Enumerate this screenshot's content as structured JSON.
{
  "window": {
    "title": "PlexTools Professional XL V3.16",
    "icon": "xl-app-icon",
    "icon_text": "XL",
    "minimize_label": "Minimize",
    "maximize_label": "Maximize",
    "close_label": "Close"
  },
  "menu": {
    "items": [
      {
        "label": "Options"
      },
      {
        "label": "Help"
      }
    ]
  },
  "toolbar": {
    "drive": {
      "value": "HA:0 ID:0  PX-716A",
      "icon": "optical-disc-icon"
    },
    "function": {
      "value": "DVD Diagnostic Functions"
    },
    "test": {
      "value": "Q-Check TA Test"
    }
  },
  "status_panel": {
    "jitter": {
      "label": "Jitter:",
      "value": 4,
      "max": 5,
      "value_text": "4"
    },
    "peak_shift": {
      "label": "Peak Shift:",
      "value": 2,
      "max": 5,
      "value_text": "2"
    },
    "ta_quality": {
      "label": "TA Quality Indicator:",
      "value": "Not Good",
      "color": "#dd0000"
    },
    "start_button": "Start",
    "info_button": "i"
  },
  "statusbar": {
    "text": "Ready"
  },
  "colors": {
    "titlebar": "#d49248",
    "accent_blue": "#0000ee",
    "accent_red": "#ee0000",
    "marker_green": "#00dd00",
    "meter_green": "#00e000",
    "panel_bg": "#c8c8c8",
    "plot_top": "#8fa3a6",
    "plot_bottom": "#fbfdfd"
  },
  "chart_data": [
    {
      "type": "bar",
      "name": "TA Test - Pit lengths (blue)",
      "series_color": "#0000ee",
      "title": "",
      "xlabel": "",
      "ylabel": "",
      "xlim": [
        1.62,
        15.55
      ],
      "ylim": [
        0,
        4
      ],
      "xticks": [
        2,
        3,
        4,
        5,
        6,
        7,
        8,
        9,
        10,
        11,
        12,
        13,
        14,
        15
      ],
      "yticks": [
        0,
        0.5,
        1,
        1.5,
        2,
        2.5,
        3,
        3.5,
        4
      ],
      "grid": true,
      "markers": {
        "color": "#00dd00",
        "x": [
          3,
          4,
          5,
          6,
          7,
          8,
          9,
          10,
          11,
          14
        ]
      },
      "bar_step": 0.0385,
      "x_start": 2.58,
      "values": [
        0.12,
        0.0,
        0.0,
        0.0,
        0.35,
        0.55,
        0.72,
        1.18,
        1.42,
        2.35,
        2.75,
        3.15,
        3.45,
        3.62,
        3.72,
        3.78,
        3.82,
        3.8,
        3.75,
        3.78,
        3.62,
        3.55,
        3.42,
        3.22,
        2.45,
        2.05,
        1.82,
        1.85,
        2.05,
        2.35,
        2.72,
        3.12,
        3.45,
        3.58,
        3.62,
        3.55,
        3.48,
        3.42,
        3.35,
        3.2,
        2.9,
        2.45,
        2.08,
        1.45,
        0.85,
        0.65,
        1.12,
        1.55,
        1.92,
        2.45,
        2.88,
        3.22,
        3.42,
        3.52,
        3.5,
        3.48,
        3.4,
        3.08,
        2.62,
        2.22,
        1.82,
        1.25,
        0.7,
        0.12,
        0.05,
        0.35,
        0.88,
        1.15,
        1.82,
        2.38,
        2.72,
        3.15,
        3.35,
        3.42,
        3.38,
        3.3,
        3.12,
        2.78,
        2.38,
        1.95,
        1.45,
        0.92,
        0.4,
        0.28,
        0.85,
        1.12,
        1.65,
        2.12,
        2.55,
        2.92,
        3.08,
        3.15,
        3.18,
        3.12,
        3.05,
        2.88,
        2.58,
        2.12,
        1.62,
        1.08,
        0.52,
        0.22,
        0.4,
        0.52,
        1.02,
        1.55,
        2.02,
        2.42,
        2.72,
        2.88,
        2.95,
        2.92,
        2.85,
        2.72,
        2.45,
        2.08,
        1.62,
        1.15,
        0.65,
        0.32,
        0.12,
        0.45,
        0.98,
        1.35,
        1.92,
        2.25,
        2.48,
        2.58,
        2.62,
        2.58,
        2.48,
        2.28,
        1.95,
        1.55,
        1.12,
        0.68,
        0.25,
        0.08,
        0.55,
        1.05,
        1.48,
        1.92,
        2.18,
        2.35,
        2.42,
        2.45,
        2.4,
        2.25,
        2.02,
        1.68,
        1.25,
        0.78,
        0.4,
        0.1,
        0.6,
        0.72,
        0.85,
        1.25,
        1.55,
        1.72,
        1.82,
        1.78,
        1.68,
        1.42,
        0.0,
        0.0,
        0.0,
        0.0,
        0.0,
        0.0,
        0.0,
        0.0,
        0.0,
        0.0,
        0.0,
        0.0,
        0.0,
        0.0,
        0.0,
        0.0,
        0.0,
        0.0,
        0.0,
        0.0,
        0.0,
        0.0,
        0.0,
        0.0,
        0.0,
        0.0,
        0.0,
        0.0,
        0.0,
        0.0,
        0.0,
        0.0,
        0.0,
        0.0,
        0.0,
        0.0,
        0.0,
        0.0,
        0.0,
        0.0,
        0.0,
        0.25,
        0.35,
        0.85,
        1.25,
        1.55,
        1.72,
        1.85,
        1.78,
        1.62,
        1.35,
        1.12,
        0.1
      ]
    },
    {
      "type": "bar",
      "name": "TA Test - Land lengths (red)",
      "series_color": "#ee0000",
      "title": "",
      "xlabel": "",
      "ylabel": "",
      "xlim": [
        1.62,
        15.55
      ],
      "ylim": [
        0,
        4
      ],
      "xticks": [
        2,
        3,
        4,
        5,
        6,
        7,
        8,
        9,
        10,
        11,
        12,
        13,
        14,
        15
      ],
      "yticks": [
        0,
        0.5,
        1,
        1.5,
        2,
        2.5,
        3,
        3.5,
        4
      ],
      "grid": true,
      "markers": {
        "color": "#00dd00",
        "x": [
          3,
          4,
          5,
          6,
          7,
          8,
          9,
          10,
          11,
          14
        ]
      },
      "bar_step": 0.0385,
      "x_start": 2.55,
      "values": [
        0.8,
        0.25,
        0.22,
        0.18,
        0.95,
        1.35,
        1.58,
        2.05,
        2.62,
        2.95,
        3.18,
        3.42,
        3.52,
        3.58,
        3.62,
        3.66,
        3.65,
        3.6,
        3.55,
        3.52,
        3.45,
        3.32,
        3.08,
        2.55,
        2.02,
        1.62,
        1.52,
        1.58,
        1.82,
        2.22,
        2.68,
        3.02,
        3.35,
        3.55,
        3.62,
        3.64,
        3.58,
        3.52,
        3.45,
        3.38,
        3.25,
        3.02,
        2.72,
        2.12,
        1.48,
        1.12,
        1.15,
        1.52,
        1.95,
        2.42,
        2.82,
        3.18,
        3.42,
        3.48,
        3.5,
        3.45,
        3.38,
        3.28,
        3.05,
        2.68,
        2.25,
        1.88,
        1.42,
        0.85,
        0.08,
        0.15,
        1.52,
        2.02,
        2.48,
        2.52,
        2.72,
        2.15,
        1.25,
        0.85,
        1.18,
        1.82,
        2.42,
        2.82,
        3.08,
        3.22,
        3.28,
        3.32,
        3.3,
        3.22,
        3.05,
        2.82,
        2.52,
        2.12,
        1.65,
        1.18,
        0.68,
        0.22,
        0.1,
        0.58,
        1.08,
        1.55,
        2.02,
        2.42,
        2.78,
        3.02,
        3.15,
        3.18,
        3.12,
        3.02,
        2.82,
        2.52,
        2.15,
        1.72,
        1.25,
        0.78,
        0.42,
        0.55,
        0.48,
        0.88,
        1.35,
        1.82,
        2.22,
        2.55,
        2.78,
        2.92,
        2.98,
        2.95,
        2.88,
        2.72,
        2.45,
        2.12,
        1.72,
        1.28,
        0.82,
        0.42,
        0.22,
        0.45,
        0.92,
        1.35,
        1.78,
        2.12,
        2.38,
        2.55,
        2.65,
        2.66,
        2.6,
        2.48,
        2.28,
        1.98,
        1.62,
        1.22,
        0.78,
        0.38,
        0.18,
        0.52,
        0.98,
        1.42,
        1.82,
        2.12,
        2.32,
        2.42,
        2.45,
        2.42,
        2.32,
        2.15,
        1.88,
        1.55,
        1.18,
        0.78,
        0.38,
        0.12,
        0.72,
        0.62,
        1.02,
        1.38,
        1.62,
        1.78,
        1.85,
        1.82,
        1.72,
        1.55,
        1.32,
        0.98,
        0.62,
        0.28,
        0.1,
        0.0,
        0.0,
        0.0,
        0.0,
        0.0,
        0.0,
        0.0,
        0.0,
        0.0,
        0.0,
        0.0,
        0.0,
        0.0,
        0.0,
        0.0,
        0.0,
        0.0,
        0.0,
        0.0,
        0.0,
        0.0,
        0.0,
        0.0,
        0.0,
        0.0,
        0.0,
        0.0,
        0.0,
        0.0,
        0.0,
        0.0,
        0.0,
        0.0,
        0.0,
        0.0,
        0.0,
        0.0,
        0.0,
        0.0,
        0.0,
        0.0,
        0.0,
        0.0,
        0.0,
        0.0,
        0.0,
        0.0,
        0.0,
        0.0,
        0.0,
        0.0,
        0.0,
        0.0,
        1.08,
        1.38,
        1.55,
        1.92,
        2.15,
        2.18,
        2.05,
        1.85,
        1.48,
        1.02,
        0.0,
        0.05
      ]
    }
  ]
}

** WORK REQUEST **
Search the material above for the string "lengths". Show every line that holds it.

** SOLUTION BELOW **
      "name": "TA Test - Pit lengths (blue)",
      "name": "TA Test - Land lengths (red)",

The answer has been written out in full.